Coin shows and coin clubs may be struggling due to the coronavirus pandemic, but this isn’t so for the rare coin market. Auction and over-the-counter activity are about as hot as hot can be. Named collections such as those pedigreed to Bob Simpson or Larry H. Miller are challenging to overlook. Coins that almost never become available are now being offered with increasing frequency. How often does an 1804 silver dollar become available?
Don’t overlook the non-collecting general public seeing the headlines surrounding when such a classic rarity is offered for sale. What this highlights is that the scarce to rare section of the U.S. coin market is being encouraged by an increasingly aggressive group of buyers. Some of these buyers may be simply astute investors, but many are collectors taking the unusual opportunity to bid on these truly rare coins.

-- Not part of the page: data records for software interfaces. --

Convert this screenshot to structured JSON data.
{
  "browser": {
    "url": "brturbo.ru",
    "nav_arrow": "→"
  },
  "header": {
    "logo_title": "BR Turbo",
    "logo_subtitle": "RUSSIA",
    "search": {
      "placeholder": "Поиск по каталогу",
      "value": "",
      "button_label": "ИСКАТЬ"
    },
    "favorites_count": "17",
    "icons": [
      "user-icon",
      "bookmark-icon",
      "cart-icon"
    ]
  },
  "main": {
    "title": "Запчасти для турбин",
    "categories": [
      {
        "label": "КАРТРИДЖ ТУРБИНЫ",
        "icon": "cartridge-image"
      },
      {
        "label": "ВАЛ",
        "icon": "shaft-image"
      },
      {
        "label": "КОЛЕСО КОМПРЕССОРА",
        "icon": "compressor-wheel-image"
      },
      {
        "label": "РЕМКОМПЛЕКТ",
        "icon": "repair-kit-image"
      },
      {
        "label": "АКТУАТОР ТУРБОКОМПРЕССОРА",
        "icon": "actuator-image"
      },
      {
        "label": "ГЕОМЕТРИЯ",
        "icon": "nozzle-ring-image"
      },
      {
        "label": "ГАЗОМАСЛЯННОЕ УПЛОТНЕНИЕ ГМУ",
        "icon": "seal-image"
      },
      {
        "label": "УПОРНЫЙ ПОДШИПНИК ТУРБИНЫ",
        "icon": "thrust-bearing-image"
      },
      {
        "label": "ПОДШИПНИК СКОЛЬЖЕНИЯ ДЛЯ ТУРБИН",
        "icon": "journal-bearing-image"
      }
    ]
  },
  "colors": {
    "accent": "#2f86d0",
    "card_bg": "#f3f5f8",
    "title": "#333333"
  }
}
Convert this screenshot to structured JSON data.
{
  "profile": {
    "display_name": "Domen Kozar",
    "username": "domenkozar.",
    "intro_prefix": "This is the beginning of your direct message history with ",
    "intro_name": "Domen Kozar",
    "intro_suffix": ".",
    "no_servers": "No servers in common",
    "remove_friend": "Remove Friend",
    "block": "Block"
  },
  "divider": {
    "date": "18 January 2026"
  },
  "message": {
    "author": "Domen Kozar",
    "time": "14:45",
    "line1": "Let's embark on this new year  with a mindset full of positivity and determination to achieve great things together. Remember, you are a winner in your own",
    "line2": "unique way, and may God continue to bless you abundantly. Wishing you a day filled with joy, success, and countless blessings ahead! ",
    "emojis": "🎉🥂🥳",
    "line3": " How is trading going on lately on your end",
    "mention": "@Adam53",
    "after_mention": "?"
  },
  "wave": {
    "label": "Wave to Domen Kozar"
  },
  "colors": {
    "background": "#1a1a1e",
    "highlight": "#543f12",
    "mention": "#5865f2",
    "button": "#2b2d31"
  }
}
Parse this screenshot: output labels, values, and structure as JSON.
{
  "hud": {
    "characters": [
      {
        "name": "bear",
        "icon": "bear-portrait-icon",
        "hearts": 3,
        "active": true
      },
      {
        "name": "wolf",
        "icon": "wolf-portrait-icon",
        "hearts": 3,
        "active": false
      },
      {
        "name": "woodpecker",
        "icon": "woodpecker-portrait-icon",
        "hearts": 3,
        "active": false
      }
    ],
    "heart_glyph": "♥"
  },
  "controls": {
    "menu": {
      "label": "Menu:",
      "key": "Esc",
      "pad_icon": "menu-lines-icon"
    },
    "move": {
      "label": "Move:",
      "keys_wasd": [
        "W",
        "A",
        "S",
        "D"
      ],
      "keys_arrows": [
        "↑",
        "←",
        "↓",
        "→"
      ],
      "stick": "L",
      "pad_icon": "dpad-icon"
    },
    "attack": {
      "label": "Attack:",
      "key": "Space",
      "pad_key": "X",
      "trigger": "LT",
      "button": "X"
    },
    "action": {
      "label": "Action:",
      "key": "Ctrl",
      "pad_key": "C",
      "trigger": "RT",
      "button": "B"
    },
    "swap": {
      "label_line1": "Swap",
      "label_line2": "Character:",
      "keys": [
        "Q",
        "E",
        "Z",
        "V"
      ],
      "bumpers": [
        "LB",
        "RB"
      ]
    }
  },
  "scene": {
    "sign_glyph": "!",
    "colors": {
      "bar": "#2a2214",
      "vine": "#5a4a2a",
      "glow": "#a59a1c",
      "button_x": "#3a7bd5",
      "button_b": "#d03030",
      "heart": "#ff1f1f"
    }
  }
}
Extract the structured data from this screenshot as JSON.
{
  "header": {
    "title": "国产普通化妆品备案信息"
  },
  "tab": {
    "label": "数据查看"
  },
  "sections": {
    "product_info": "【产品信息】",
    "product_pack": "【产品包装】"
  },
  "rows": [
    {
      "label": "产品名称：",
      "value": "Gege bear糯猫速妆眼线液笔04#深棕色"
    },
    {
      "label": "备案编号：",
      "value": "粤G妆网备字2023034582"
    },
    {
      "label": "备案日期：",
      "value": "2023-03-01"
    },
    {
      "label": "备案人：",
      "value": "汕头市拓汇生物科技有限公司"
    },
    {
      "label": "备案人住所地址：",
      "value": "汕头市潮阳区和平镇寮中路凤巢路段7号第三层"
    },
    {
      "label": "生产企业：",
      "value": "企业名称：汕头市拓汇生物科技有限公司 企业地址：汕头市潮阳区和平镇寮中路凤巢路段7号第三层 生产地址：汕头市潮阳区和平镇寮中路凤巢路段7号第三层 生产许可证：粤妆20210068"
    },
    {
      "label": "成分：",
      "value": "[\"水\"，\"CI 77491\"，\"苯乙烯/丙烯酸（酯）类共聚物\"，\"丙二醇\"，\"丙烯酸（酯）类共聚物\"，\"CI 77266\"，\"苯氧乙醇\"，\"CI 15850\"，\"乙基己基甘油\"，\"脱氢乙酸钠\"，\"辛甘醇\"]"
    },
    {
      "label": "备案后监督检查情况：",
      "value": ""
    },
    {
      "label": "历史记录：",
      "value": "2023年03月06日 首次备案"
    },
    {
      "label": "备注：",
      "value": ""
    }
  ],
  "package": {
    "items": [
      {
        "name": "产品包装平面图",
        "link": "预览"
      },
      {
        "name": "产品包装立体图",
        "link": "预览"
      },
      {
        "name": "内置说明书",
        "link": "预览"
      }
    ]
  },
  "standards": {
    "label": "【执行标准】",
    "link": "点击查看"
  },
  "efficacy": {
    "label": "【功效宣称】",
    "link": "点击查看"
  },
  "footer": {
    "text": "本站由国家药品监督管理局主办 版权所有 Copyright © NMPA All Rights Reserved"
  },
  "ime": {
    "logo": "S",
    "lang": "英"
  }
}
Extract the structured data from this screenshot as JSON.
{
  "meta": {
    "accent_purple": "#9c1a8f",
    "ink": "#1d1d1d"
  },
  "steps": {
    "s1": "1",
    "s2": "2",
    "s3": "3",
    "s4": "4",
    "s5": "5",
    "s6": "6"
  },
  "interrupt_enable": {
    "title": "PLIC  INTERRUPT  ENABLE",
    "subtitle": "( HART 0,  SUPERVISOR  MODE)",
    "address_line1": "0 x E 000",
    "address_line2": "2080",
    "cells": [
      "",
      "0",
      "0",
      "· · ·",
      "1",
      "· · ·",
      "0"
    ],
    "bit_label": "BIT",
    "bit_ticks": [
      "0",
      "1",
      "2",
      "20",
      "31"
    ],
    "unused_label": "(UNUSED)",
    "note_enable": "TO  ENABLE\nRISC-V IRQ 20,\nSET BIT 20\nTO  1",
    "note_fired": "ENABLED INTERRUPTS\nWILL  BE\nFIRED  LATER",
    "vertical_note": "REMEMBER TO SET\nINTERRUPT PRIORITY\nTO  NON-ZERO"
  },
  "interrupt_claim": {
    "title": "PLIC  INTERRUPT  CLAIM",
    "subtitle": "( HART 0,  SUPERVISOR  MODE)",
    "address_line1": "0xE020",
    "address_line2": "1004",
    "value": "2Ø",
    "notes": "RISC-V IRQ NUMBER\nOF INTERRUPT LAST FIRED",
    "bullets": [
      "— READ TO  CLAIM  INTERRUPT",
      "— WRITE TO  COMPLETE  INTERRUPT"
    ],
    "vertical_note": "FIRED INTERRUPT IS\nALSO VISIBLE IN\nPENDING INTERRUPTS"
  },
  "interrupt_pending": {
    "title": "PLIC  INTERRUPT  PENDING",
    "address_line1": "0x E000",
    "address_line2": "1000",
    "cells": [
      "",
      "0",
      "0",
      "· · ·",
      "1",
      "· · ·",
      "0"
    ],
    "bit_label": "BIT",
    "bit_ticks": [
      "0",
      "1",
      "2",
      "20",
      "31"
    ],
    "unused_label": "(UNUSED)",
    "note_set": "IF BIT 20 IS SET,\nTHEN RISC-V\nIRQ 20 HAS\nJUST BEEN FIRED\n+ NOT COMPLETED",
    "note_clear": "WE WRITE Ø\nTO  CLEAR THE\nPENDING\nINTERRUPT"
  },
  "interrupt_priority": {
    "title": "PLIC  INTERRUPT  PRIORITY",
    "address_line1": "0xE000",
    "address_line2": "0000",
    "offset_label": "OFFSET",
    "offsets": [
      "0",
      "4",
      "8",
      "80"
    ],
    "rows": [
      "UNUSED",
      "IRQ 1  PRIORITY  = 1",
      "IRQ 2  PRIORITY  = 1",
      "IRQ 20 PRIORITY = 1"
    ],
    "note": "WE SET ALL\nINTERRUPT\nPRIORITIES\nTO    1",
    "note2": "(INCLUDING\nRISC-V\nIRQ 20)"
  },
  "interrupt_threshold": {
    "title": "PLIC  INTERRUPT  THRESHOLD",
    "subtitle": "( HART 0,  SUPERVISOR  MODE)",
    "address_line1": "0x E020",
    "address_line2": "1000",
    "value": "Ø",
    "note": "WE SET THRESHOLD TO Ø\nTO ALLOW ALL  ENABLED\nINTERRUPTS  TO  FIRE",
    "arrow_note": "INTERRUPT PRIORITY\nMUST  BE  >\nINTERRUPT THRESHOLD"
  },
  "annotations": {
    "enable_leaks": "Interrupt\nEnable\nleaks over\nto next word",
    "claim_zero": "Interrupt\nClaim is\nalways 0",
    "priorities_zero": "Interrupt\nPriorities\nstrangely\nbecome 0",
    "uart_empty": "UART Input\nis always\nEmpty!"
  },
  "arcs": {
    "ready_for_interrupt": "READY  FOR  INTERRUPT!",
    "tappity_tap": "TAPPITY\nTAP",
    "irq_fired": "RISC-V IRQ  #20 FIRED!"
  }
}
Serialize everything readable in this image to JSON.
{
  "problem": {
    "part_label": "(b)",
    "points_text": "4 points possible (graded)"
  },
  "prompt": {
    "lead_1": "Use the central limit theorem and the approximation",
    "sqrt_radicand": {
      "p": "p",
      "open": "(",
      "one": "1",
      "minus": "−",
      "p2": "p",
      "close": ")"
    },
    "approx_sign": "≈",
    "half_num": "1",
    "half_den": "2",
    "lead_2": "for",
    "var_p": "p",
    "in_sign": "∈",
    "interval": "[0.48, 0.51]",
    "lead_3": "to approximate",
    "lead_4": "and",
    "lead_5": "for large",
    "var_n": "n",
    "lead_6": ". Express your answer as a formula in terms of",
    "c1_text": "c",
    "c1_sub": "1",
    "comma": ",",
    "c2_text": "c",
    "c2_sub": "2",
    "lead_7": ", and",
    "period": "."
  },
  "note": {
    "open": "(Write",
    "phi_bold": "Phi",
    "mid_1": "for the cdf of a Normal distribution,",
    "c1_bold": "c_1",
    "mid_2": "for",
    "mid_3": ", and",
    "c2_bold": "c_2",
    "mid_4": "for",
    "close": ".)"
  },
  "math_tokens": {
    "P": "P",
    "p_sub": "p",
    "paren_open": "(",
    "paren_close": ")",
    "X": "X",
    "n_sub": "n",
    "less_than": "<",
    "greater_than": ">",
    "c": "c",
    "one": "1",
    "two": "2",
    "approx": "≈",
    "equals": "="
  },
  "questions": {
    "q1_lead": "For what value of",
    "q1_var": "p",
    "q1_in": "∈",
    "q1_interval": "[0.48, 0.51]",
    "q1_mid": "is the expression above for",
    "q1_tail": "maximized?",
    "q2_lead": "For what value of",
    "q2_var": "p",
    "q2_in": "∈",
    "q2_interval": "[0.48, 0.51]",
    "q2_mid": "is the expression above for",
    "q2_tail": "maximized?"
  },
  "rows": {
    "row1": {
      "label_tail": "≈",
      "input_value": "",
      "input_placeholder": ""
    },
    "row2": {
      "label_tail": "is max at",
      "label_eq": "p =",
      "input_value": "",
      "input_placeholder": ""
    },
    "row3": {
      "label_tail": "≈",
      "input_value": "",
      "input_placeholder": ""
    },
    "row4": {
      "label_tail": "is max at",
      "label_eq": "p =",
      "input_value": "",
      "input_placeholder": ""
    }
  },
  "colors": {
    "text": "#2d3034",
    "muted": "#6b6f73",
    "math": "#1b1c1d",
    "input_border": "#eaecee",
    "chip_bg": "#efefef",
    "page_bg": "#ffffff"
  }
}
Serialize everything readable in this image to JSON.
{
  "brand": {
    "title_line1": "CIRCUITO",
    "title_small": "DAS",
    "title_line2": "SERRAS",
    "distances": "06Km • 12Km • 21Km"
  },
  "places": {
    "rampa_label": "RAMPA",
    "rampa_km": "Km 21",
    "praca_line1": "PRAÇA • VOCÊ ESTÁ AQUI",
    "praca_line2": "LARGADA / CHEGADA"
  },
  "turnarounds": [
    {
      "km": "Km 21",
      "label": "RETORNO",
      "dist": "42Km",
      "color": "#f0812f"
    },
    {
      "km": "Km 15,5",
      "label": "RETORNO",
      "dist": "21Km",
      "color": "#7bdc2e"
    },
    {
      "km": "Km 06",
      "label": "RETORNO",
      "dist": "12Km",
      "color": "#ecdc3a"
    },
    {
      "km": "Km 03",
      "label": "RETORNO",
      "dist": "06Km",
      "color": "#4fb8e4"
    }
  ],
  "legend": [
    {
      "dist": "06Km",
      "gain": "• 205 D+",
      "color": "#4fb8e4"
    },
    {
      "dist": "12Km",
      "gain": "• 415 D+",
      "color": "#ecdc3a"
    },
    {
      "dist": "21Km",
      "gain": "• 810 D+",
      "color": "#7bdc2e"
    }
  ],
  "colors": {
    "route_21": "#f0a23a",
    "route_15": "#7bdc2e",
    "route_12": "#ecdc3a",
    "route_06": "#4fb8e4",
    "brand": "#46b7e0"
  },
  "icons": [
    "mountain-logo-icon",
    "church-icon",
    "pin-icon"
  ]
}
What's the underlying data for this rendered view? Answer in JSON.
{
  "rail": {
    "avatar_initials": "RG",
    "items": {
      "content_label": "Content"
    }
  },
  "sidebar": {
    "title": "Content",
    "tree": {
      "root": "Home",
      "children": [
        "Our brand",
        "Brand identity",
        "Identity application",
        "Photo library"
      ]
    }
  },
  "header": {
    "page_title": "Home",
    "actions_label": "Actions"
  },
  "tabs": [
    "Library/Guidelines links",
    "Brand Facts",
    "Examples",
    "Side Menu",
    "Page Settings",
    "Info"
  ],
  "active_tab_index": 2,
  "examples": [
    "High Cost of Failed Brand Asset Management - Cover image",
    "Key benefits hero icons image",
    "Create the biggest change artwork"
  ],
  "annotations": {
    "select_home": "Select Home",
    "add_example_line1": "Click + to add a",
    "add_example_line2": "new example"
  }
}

No one is quite certain why the “other end” of the market, that being bullion and bullion-impacted coins are in the doldrums, but a lagging precious metals market coupled with a spirited election cycle and a sagging stock market are the likely culprits rather than a lack of interest among collectors and speculators. This is important, because for the past 10 years all collectibles, not only coins, had been out of favor with the general public. Fine art fared better, but not by much. Coins are now considered to be one of the leading alternate asset markets, regardless of which sector the collector has an interest in. Is it a good time to be a collector? You bet it is.